As mentioned above, the café shares the Recovery College Greenwich’s building. With the College hosting courses on the top floor and basement level and the Café on the middle floor, it’s an excellent setup for cross-promotion of these services. Students will pass through the café, but those visiting the café will also become aware of the courses on offer.
Recovery College Greenwich offers a range of courses, workshops and seminars to support people with mental health problems to develop their skills and talents on their journey through recovery. The College is for people with a lived experience of mental health or dual diagnosis, their friends, families, carers or practitioners from across the Royal Borough of Greenwich. Each course is presented for one day of the week, vary in length between four and eight weeks, and range in topics from writing for wellbeing, to gardening and horticulture, to mindfulness, and step-fit dance. The College provides these students with much-needed life skills and is also a place to find others in a similar position. 20% of our students go onto training or employment, and we are constantly increasing that figure. With the café and restaurant projects under way, we will focus on creating opportunities for our students to participate as volunteers and staff.
Recovery College Greenwich was commissioned by Greenwich Clinical Commissioning Group in 2013 and opened its doors in autumn 2014. Partnership working is a founding ethos of Recovery College Greenwich. While the College is hosted and run by Bridge, clinical services such as counselling and psychotherapy is provided for by qualified partner organisations and peer trainers. Local organisations that have come on board to support the College include the CCG Oxleas, Oxleas NHS Foundation Trust, and the CCG Royal Borough of Greenwich. In future, the college will be expanded to other boroughs, at which time it will become known as ‘the Recovery Place’.
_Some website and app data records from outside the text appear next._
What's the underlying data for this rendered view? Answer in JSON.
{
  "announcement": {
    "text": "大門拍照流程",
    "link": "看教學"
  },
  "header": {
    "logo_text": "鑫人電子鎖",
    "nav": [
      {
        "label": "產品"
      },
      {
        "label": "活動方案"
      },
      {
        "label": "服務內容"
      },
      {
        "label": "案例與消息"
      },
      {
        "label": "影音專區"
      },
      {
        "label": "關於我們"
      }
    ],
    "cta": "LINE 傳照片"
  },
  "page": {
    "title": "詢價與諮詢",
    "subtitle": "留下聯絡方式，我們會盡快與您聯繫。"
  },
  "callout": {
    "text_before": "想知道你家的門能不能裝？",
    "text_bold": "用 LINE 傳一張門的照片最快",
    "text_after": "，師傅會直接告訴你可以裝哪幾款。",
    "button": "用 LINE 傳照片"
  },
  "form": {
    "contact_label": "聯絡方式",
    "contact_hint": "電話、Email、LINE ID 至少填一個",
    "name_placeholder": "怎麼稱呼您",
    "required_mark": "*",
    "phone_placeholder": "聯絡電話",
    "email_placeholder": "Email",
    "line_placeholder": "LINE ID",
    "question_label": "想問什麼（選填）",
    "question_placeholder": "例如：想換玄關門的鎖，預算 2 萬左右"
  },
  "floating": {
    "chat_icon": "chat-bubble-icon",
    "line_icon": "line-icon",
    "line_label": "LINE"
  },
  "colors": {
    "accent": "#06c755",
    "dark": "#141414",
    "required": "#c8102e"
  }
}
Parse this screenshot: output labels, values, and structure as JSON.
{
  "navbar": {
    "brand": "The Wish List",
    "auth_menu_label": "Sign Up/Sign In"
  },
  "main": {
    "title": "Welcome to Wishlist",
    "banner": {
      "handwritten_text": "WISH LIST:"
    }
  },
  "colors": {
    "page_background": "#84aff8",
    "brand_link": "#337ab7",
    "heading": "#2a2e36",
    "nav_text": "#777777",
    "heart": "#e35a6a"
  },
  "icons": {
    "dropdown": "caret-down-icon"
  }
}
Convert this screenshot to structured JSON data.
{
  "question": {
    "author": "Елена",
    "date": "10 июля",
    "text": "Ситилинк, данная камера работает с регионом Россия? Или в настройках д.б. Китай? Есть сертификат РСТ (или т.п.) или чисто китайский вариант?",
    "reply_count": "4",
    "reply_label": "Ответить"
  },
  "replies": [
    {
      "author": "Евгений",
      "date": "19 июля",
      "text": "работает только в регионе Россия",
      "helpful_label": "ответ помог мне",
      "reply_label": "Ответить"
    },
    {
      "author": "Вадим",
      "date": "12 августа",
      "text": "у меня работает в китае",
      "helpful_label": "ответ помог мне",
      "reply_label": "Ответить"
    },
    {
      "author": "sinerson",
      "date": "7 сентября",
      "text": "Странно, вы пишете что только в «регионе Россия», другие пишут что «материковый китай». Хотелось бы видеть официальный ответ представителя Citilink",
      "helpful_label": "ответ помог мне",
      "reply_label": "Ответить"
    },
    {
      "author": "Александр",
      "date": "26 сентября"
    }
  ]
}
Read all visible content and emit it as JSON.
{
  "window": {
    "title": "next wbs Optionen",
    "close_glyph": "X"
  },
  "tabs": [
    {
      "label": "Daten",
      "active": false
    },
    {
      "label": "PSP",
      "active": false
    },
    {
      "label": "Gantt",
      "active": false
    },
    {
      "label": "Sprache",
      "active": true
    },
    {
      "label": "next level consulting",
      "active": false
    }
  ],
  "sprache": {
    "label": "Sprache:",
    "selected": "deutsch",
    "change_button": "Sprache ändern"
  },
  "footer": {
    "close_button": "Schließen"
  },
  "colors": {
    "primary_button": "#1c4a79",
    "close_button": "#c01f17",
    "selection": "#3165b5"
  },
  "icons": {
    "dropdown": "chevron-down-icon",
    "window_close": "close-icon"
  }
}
In the spectrum of community support services, we’ve found crisis café-type services to be effective for treating people with low levels of anxiety and short-term distress. At the other end of the spectrum, people who are sectionable will be provided for by the hospital system. In the middle of the spectrum, however, we’ve recognised the need for a space where people can be accommodated in an inpatient facility for an intermediate period of respite and recovery.
This is the gap we’re planning to address by establishing a ‘crisis house’ in the near future. Like similar projects such as North Camden Crisis House, the idea is to provide people with services such as psychiatric support, psychotherapy, and occupational therapy for up to two weeks. Crisis houses ease the distress of being away from family, friends and familiar surroundings by making support available locally.
A 2014 Study on Crisis intervention for people with severe mental illnesses concluded that crisis interventions reduce repeat admissions to hospital, reduce family burden, and deliver better results than standard care. Based on this and other research, we are convinced of the high importance of establishing a crisis house in our own community.
None of these projects would have been possible without our partner organisations; the NHS trusts, local authorities, clinical commissioning groups and social enterprises that contribute their specialist services, advice, and funding. The need for holistic health services in our local community, however, currently outstrips our capacity.
Bridge’s flexible support service is currently oversubscribed. To expand the capacity and reach of our services, Bridge will continue to focus on connecting with partner organisations and social investors. If you think that your organisation might be able to contribute to the expansion of holistic support programs throughout the UK, get in touch for a chat or download our partner’s guide to learn more.